The defamation trial involves a 2018 Washington Post article, “I spoke up against sexual violence — and faced our culture’s wrath. That has to change”. Depp alleges that the article clearly references him, even though Heard has alleged that it did not, while also defending her position by saying that she was indeed the victim of abuse. The article does not explicitly mention Depp, but the context of the article suggests that the article was written with reference to Depp. A lawyer for the American Civil Liberties Union (ACLU) admitted that Heard told them the article was written about Depp and tha t once the article was published, everyone recognised the article was about Depp. Depp alleges that the article hurt his income to the tune of the $50 million he is suing Heard for. Heard is counter-suing for $100 million.

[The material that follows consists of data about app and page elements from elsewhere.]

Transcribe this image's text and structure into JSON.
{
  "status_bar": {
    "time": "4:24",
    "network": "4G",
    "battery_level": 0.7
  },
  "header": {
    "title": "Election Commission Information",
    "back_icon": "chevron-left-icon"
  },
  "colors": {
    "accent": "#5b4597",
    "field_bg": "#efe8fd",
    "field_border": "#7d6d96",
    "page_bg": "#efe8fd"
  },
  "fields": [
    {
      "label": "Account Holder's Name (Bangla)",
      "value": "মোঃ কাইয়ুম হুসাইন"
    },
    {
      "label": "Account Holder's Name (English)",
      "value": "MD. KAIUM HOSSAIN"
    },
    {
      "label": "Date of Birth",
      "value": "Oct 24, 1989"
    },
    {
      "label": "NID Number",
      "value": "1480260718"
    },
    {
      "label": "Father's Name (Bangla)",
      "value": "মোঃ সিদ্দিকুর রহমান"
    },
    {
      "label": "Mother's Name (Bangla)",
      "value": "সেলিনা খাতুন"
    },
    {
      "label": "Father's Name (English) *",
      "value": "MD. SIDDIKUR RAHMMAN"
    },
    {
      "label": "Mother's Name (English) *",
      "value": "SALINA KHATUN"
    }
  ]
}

Depp’s lawyers have successfully argued that the context of the article is sufficient to make a claim of defamation regardless of the fact that Heard did not explicitly mention him, the bigger issue for Depp is the high threshold for proving defamation, a threshold which is even higher for celebrities, whose reputation may fall from a number of factors. Normally, Depp would be expected to fail in this case. However, observers have noted that Depp is winning the PR wars, with social media and even celebrities, largely on his side.
How the Case is Going

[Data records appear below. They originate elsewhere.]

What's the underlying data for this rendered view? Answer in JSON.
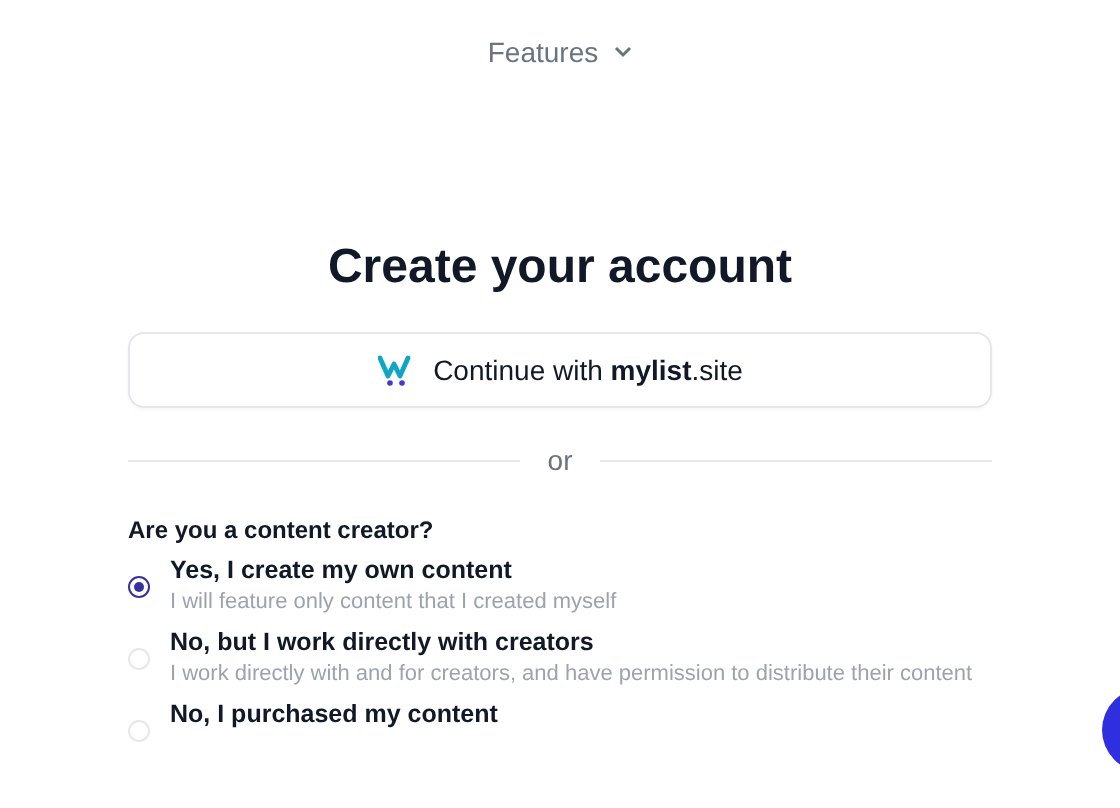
{
  "nav": {
    "label": "Features"
  },
  "title": "Create your account",
  "sso_button": {
    "prefix": "Continue with ",
    "brand": "mylist",
    "suffix": ".site"
  },
  "divider": "or",
  "question": "Are you a content creator?",
  "options": [
    {
      "label": "Yes, I create my own content",
      "description": "I will feature only content that I created myself",
      "selected": true
    },
    {
      "label": "No, but I work directly with creators",
      "description": "I work directly with and for creators, and have permission to distribute their content",
      "selected": false
    },
    {
      "label": "No, I purchased my content",
      "selected": false
    }
  ]
}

At the start of the process, Depp’s reputation was in tatters, but as the case proceeded, Depp’s reputation has improved. Depp has taken a huge risk with his case, accepting the collateral damage of revelations about his lifestyle and substance abuse problems, in the belief that the balance of stories will show that Heard, rather than him, is the abuser.

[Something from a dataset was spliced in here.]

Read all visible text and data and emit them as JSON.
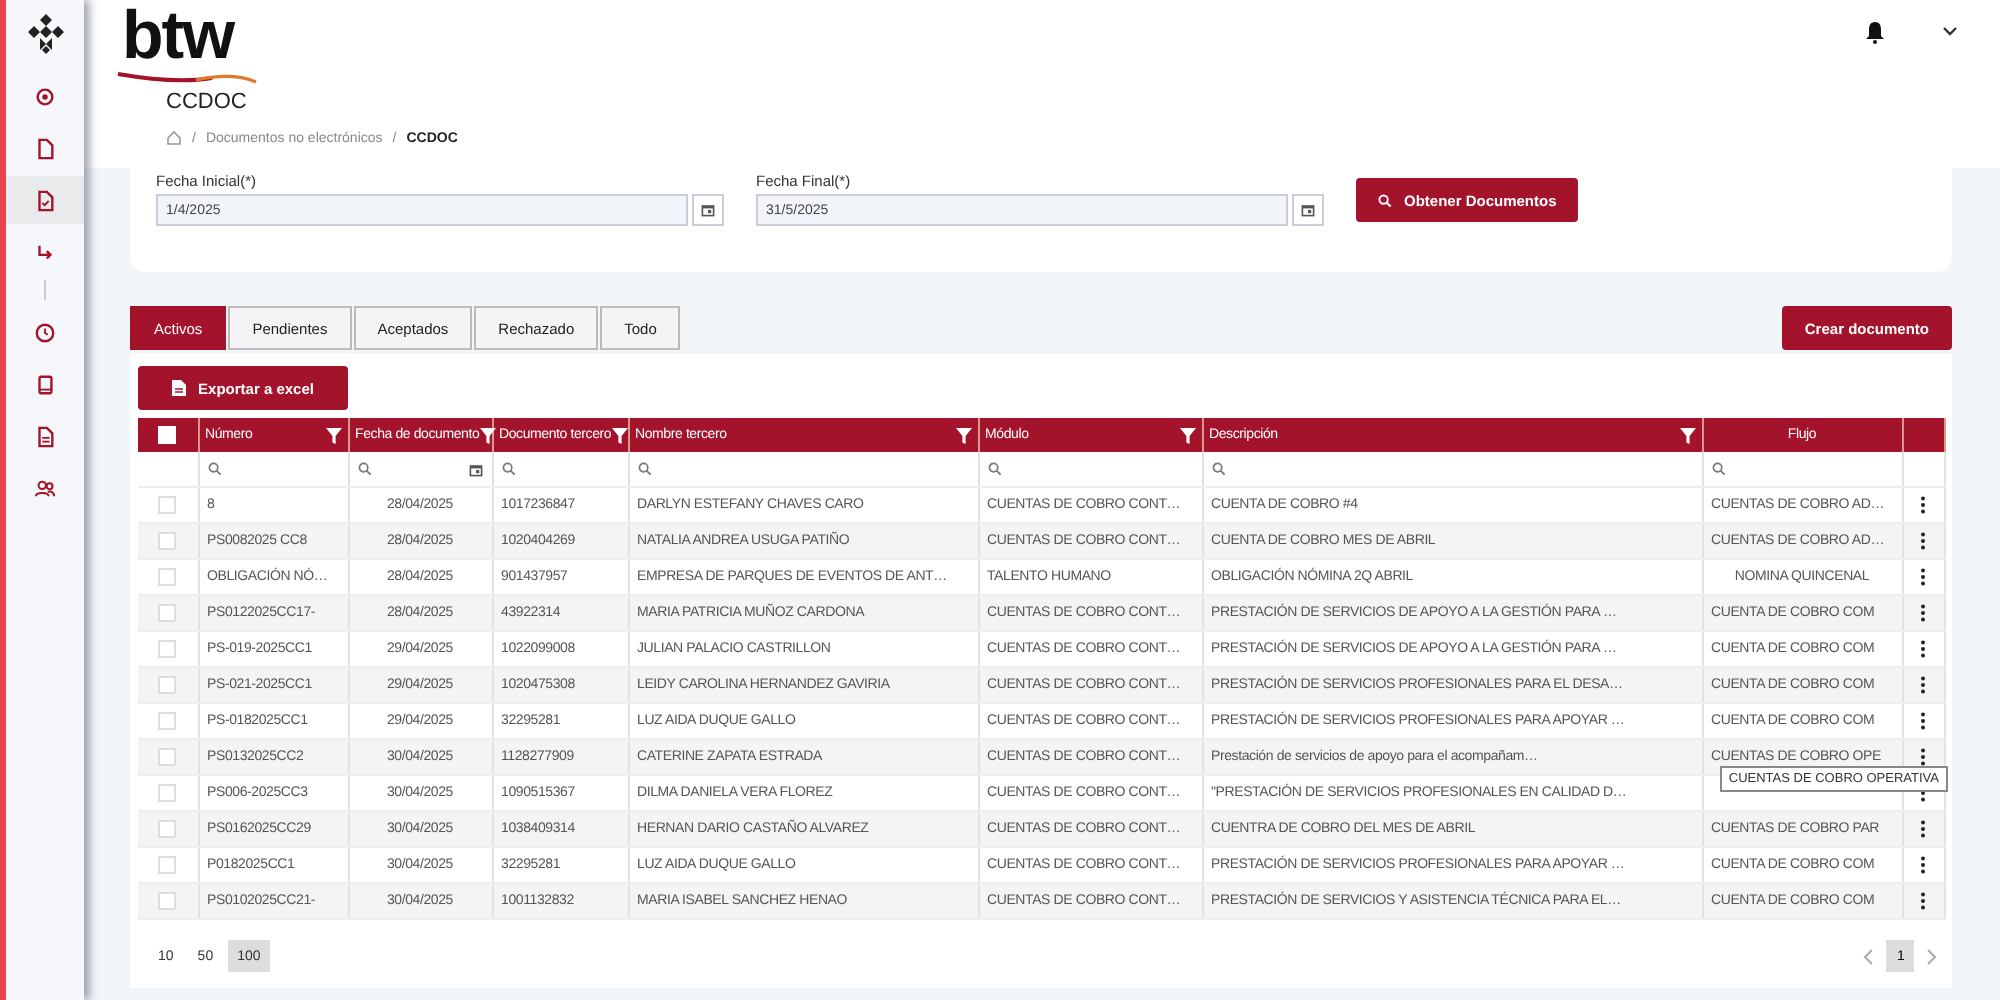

Heard has made numerous allegations of domestic abuse, including that she was sexually assaulted with a bottle, suffered broken ribs and a broken nose, and was often forced to wear make up to cover her injuries. Heard has been eloquent in mzaking her allegations, painting frightful pictures of domestic abuse throughout their relationship. Her case however has weakened, as revelations of her own physical and verbal abuse has triggered questions in the media about “mutual abuse” and power dynamics in toxic relationships.
Both sides have brought forward a number of experts to bolster their cases. The key experts so far have been the testimony of psychologists Drs. Shannon Curry and Dawn Hughes. Curry, as with much of the Depp case, earned rave reviews with the public.
Two sides have emerged with this case. As the trial has evolved, commentators siding with Heard have shifted to a broader rhetoric that fears that this case will set back the #MeToo movement and women’s rights, lunch as the Jussie Smollet case did with hate crimes against the LGBTQ community. Some on this side still believe Heard, but her case rests almost entirely without any witnesses to the abuse, whereas Depp has marshalled evidence of abuse done to him, including a severed finger. This does not mean that Depp is innocent, it does mean that Heard’s case is tougher to defend than many expected. As viewers of ethics CEU webinars will understand, navigating this issue is extremely complex. On the other end; defenders of Depp have argued that Heard’s behavior is incongruent with that of a victim of domestic abuse, and the case shows the extent to which men are the victims of domestic abuse in heterosexual relationships.
Regardless of the outcome of the case, two things will emerge: it will be harder to cancel people accused of domestic abuse because clearly, there is a chance that the allegations are false. On average, this is not the case, but the possibility will certainly give pause for thought. Potentially, this means that many women with legitimate claims of domestic abuse will not come forward. Secondly, domestic abuse of men has become a bigger issue than anyone could have thought. Our culture is not used to thinking of men as victims; especially given the size and strength differential that exists on average.